The 60/40 Portfolio’s Overdue Overhaul
If investors’ objective is to accumulate future savings, rather than manage asset volatility, their portfolios should be constructed accordingly.
Although the bond bull market took a major detour in Q1, some stability could be nearing, which would provide some relief for both bond yields and credit spreads. In addition to outlining the potential path ahead for the global bond market, our Q2 outlook also assesses the global macroeconomic backdrop and provides a sector-by-sector outlook with associated opportunities.
With the fixed income landscape quickly evolving from one framed by reopening-fueled growth and inflation to one saddled with the unsettling consequences of war, four key themes shape our second quarter outlook:

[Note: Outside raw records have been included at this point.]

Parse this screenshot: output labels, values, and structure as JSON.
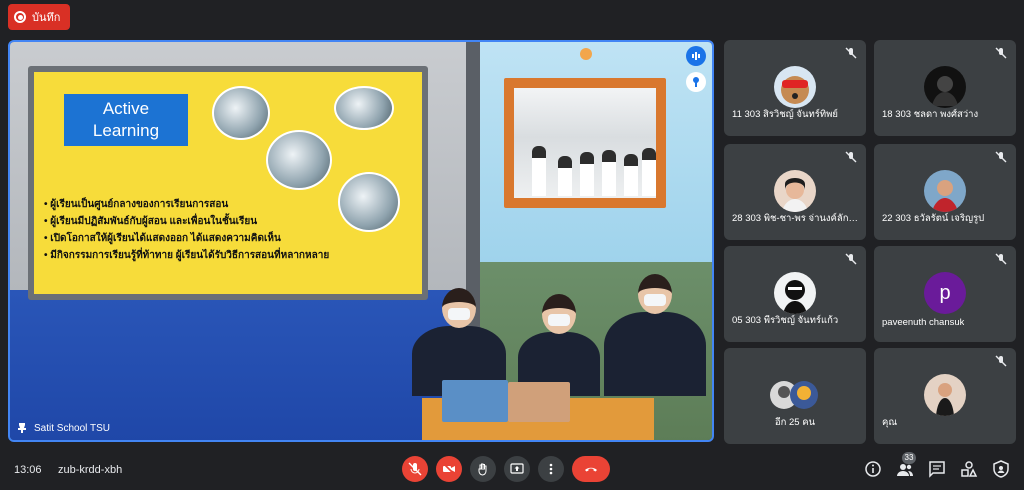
{
  "recording": {
    "label": "บันทึก",
    "color": "#d93025"
  },
  "stage": {
    "presenter_name": "Satit School TSU",
    "slide": {
      "title_line1": "Active",
      "title_line2": "Learning",
      "bullets": [
        "ผู้เรียนเป็นศูนย์กลางของการเรียนการสอน",
        "ผู้เรียนมีปฏิสัมพันธ์กับผู้สอน และเพื่อนในชั้นเรียน",
        "เปิดโอกาสให้ผู้เรียนได้แสดงออก ได้แสดงความคิดเห็น",
        "มีกิจกรรมการเรียนรู้ที่ท้าทาย ผู้เรียนได้รับวิธีการสอนที่หลากหลาย"
      ]
    }
  },
  "participants": [
    {
      "name": "11 303 สิรวิชญ์ จันทร์ทิพย์",
      "avatar": "dog-sunglasses"
    },
    {
      "name": "18 303 ชลดา พงศ์สว่าง",
      "avatar": "dark-figure"
    },
    {
      "name": "28 303 พิช-ชา-พร จ่านงค์ลักษ...",
      "avatar": "girl-photo"
    },
    {
      "name": "22 303 ธวัลรัตน์ เจริญรูป",
      "avatar": "girl-red"
    },
    {
      "name": "05 303 พีรวิชญ์ จันทร์แก้ว",
      "avatar": "masked-figure"
    },
    {
      "name": "paveenuth chansuk",
      "avatar_letter": "p"
    },
    {
      "name": "อีก 25 คน",
      "avatar": "two-faces"
    },
    {
      "name": "คุณ",
      "avatar": "self-photo"
    }
  ],
  "bottom_bar": {
    "time": "13:06",
    "meeting_code": "zub-krdd-xbh",
    "participant_count": "33"
  },
  "colors": {
    "accent": "#1a73e8",
    "danger": "#ea4335",
    "tile": "#3c4043",
    "background": "#202124"
  }
}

The world’s largest economies face vastly different conditions. The U.S. is experiencing above-trend growth and uncomfortably high inflation, while China lumbers under COVID lockdowns and a real-estate overhang as Europe confronts the threat of an energy embargo that could almost certainly push the economy into recession and/or stagflation.
Central banks around the world stand at different phases of removing their virus-induced policy accommodation. The slow movers, such as the ECB and the Fed, are just wrapping up QE and starting to tighten policy, respectively, while the faster moving EM countries in Eastern Europe and Latin America remain way ahead in taking action to address inflation.
The unpredictable course of the Russia/Ukraine conflict, the global response, and the associated impacts on the world’s geopolitical order and financial system will continue to drive market dynamics.
The disconcerting backdrop may render beta an ineffective generator of returns, reinforcing the need for an expanded micro focus on bottom-up research and relative-value positioning as a reliable way to generate alpha.